The gist of this article is how the Republicans are taking ideas from the Democrats. Yet, the Democrats need new ideas too. We need to start approaching politics in a more genuine fashion where the reason a candidate rises or falls is in some part due to the new ideas they can generate and defend. Here's Ron Klain's
Republicans in Democrats' Clothing
Nothing is more self-defeating in presidential politics than a candidate trying to be something he or she is not. Sometimes the incongruity is visual — Mike Dukakis photographed riding atop a tank — but more often it concerns a policy stand or a position that seems opportunistic and inauthentic. In such instances, the departure from form may produce some short-term political gain, but in the long run, it leaves voters confused and alienated.
If you want to know where this epiphany of government economic intervention comes from, read Erik Eckholm’s article in Wednesday’s Times.
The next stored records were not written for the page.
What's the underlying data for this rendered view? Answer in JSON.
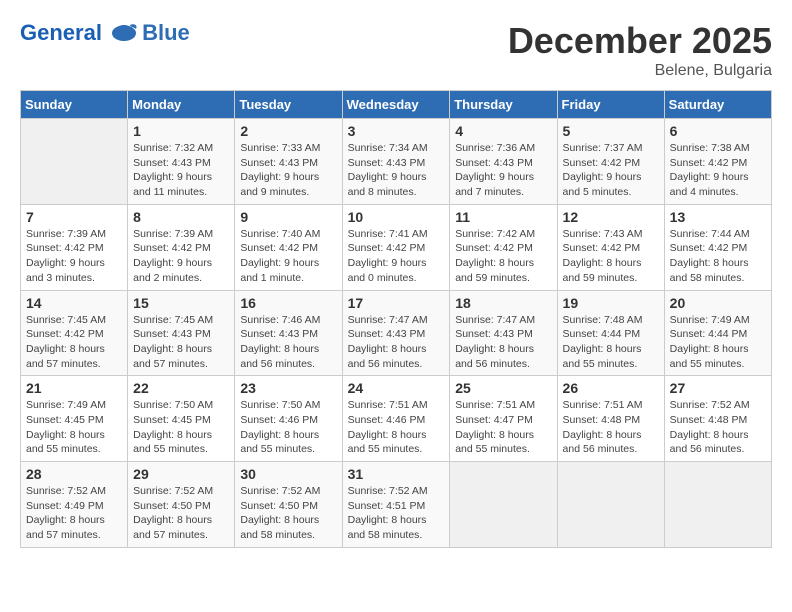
{
  "logo": {
    "line1": "General",
    "line2": "Blue"
  },
  "title": "December 2025",
  "location": "Belene, Bulgaria",
  "days_of_week": [
    "Sunday",
    "Monday",
    "Tuesday",
    "Wednesday",
    "Thursday",
    "Friday",
    "Saturday"
  ],
  "weeks": [
    [
      {
        "day": "",
        "info": ""
      },
      {
        "day": "1",
        "info": "Sunrise: 7:32 AM\nSunset: 4:43 PM\nDaylight: 9 hours\nand 11 minutes."
      },
      {
        "day": "2",
        "info": "Sunrise: 7:33 AM\nSunset: 4:43 PM\nDaylight: 9 hours\nand 9 minutes."
      },
      {
        "day": "3",
        "info": "Sunrise: 7:34 AM\nSunset: 4:43 PM\nDaylight: 9 hours\nand 8 minutes."
      },
      {
        "day": "4",
        "info": "Sunrise: 7:36 AM\nSunset: 4:43 PM\nDaylight: 9 hours\nand 7 minutes."
      },
      {
        "day": "5",
        "info": "Sunrise: 7:37 AM\nSunset: 4:42 PM\nDaylight: 9 hours\nand 5 minutes."
      },
      {
        "day": "6",
        "info": "Sunrise: 7:38 AM\nSunset: 4:42 PM\nDaylight: 9 hours\nand 4 minutes."
      }
    ],
    [
      {
        "day": "7",
        "info": "Sunrise: 7:39 AM\nSunset: 4:42 PM\nDaylight: 9 hours\nand 3 minutes."
      },
      {
        "day": "8",
        "info": "Sunrise: 7:39 AM\nSunset: 4:42 PM\nDaylight: 9 hours\nand 2 minutes."
      },
      {
        "day": "9",
        "info": "Sunrise: 7:40 AM\nSunset: 4:42 PM\nDaylight: 9 hours\nand 1 minute."
      },
      {
        "day": "10",
        "info": "Sunrise: 7:41 AM\nSunset: 4:42 PM\nDaylight: 9 hours\nand 0 minutes."
      },
      {
        "day": "11",
        "info": "Sunrise: 7:42 AM\nSunset: 4:42 PM\nDaylight: 8 hours\nand 59 minutes."
      },
      {
        "day": "12",
        "info": "Sunrise: 7:43 AM\nSunset: 4:42 PM\nDaylight: 8 hours\nand 59 minutes."
      },
      {
        "day": "13",
        "info": "Sunrise: 7:44 AM\nSunset: 4:42 PM\nDaylight: 8 hours\nand 58 minutes."
      }
    ],
    [
      {
        "day": "14",
        "info": "Sunrise: 7:45 AM\nSunset: 4:42 PM\nDaylight: 8 hours\nand 57 minutes."
      },
      {
        "day": "15",
        "info": "Sunrise: 7:45 AM\nSunset: 4:43 PM\nDaylight: 8 hours\nand 57 minutes."
      },
      {
        "day": "16",
        "info": "Sunrise: 7:46 AM\nSunset: 4:43 PM\nDaylight: 8 hours\nand 56 minutes."
      },
      {
        "day": "17",
        "info": "Sunrise: 7:47 AM\nSunset: 4:43 PM\nDaylight: 8 hours\nand 56 minutes."
      },
      {
        "day": "18",
        "info": "Sunrise: 7:47 AM\nSunset: 4:43 PM\nDaylight: 8 hours\nand 56 minutes."
      },
      {
        "day": "19",
        "info": "Sunrise: 7:48 AM\nSunset: 4:44 PM\nDaylight: 8 hours\nand 55 minutes."
      },
      {
        "day": "20",
        "info": "Sunrise: 7:49 AM\nSunset: 4:44 PM\nDaylight: 8 hours\nand 55 minutes."
      }
    ],
    [
      {
        "day": "21",
        "info": "Sunrise: 7:49 AM\nSunset: 4:45 PM\nDaylight: 8 hours\nand 55 minutes."
      },
      {
        "day": "22",
        "info": "Sunrise: 7:50 AM\nSunset: 4:45 PM\nDaylight: 8 hours\nand 55 minutes."
      },
      {
        "day": "23",
        "info": "Sunrise: 7:50 AM\nSunset: 4:46 PM\nDaylight: 8 hours\nand 55 minutes."
      },
      {
        "day": "24",
        "info": "Sunrise: 7:51 AM\nSunset: 4:46 PM\nDaylight: 8 hours\nand 55 minutes."
      },
      {
        "day": "25",
        "info": "Sunrise: 7:51 AM\nSunset: 4:47 PM\nDaylight: 8 hours\nand 55 minutes."
      },
      {
        "day": "26",
        "info": "Sunrise: 7:51 AM\nSunset: 4:48 PM\nDaylight: 8 hours\nand 56 minutes."
      },
      {
        "day": "27",
        "info": "Sunrise: 7:52 AM\nSunset: 4:48 PM\nDaylight: 8 hours\nand 56 minutes."
      }
    ],
    [
      {
        "day": "28",
        "info": "Sunrise: 7:52 AM\nSunset: 4:49 PM\nDaylight: 8 hours\nand 57 minutes."
      },
      {
        "day": "29",
        "info": "Sunrise: 7:52 AM\nSunset: 4:50 PM\nDaylight: 8 hours\nand 57 minutes."
      },
      {
        "day": "30",
        "info": "Sunrise: 7:52 AM\nSunset: 4:50 PM\nDaylight: 8 hours\nand 58 minutes."
      },
      {
        "day": "31",
        "info": "Sunrise: 7:52 AM\nSunset: 4:51 PM\nDaylight: 8 hours\nand 58 minutes."
      },
      {
        "day": "",
        "info": ""
      },
      {
        "day": "",
        "info": ""
      },
      {
        "day": "",
        "info": ""
      }
    ]
  ]
}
Mr. Eckholm’s piece relates the heart-wrenching tale of middle-aged workers whose economic future has been turned upside down by changes in the manufacturing economy.
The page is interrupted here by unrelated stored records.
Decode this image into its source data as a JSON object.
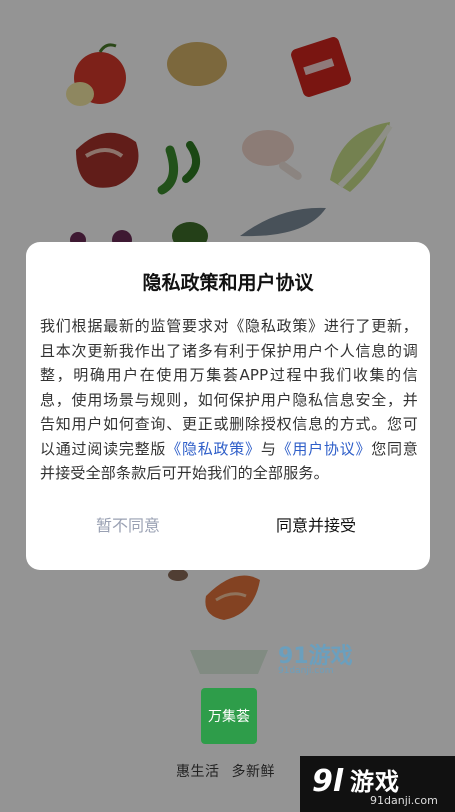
{
  "dialog": {
    "title": "隐私政策和用户协议",
    "body_part1": "我们根据最新的监管要求对《隐私政策》进行了更新，且本次更新我作出了诸多有利于保护用户个人信息的调整，明确用户在使用万集荟APP过程中我们收集的信息，使用场景与规则，如何保护用户隐私信息安全，并告知用户如何查询、更正或删除授权信息的方式。您可以通过阅读完整版",
    "privacy_link": "《隐私政策》",
    "body_and": "与",
    "terms_link": "《用户协议》",
    "body_part2": "您同意并接受全部条款后可开始我们的全部服务。",
    "decline_label": "暂不同意",
    "accept_label": "同意并接受",
    "link_color": "#2f5fc9"
  },
  "app": {
    "logo_text": "万集荟",
    "slogan_1": "惠生活",
    "slogan_2": "多新鲜",
    "brand_color": "#2e9d4a"
  },
  "watermark": {
    "mark_top": "91",
    "name_top": "游戏",
    "url_top": "91danji.com",
    "mark_bottom": "9l",
    "name_bottom": "游戏",
    "url_bottom": "91danji.com"
  }
}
Still don’t see the connection between the economic trend captured in Mr. Eckholm’s article and the political trend of a G.O.P. reversal on economic issues? Then take a look at Mr. Eckholm’s dateline: Jackson, Ohio. That’s right, Ohio, as in “the battleground of all battlegrounds” in the 2008 general election. No Republican has ever won the presidency without winning Ohio, and no Republican could feel very good about the party’s economic positioning in Ohio after reading Mr. Eckholm’s article.
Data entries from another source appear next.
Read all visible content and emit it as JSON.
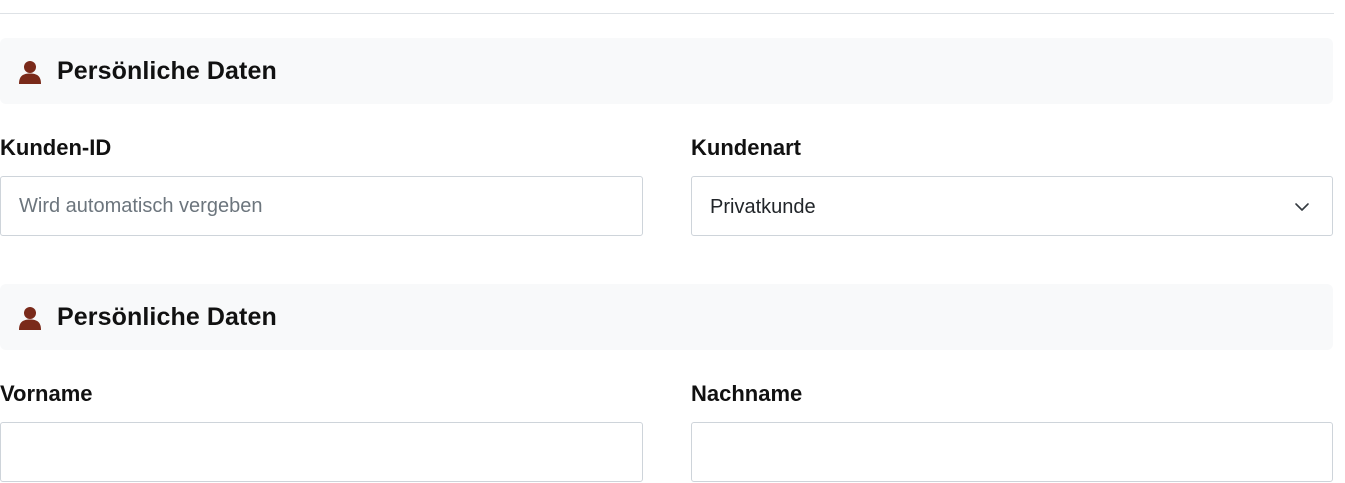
{
  "sections": [
    {
      "title": "Persönliche Daten",
      "icon": "person-icon",
      "fields": {
        "left": {
          "label": "Kunden-ID",
          "value": "",
          "placeholder": "Wird automatisch vergeben"
        },
        "right": {
          "label": "Kundenart",
          "selected": "Privatkunde",
          "icon": "chevron-down-icon"
        }
      }
    },
    {
      "title": "Persönliche Daten",
      "icon": "person-icon",
      "fields": {
        "left": {
          "label": "Vorname",
          "value": "",
          "placeholder": ""
        },
        "right": {
          "label": "Nachname",
          "value": "",
          "placeholder": ""
        }
      }
    }
  ],
  "colors": {
    "icon": "#7a2a1a",
    "section_background": "#f8f9fa",
    "input_border": "#ced4da",
    "placeholder": "#6c757d"
  }
}
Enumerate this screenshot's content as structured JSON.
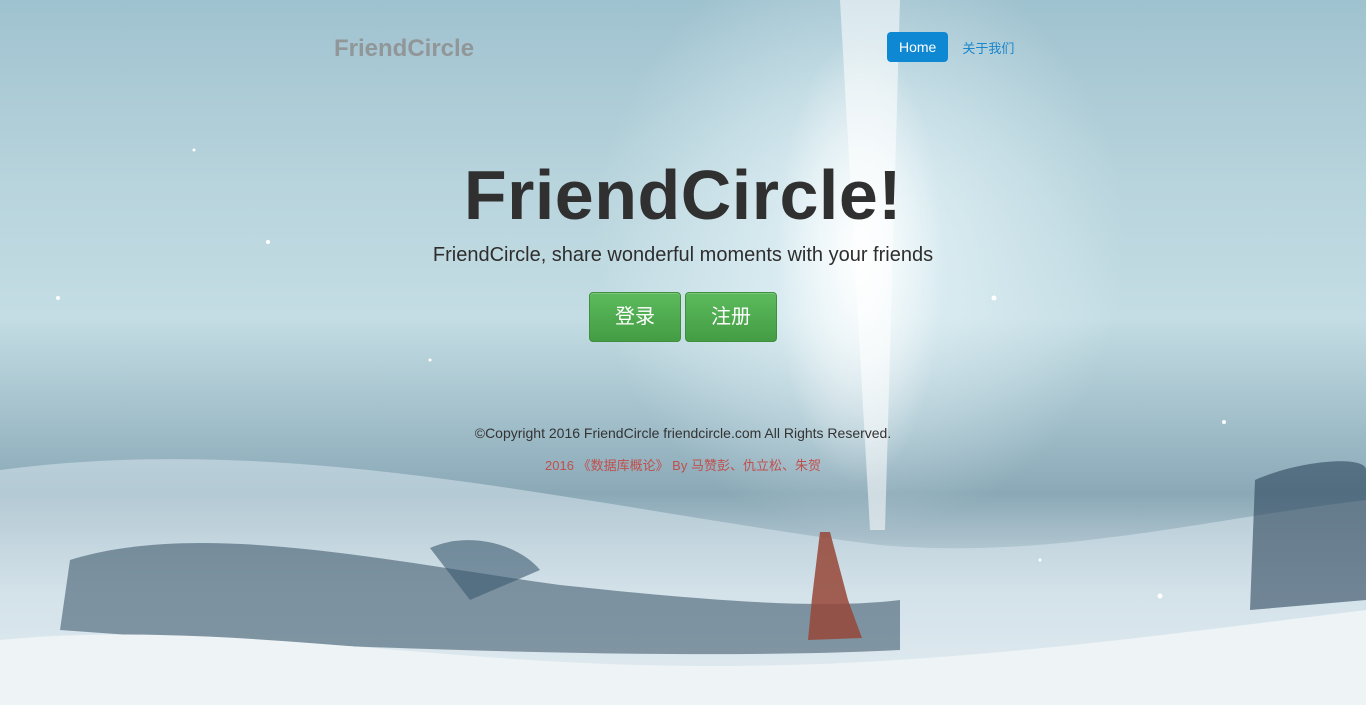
{
  "header": {
    "brand": "FriendCircle",
    "nav": {
      "home_label": "Home",
      "about_label": "关于我们"
    }
  },
  "hero": {
    "title": "FriendCircle!",
    "subtitle": "FriendCircle, share wonderful moments with your friends",
    "login_label": "登录",
    "register_label": "注册"
  },
  "footer": {
    "copyright": "©Copyright 2016 FriendCircle friendcircle.com All Rights Reserved.",
    "credits": "2016 《数据库概论》 By 马赞彭、仇立松、朱贺"
  },
  "colors": {
    "primary": "#0f88d4",
    "success": "#449d44",
    "credit_text": "#c0504d"
  }
}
With this as a backdrop, it is no surprise that some Republicans are finding a new perspective on government intervention in economic policy. Earlier this week on this blog, David Brooks compared Mr. Romney’s newly activist approach to “how the British Tory party used to speak in the 1970s.” It isn’t a hopeful metaphor, since the Tories were out of power for nine of the decade’s 10 years. More important, the biggest problem for the new Republican economic activists isn’t that they are mimicking a playbook that failed in Britain, but rather that their message is little more than a pale knock-off — a bad impression — of Democrats here in America. I’m not sure if the Republicans can formulate a winning economic message in 2008, but I’m absolutely certain they won’t win with an inauthentic effort to sound like Democrats.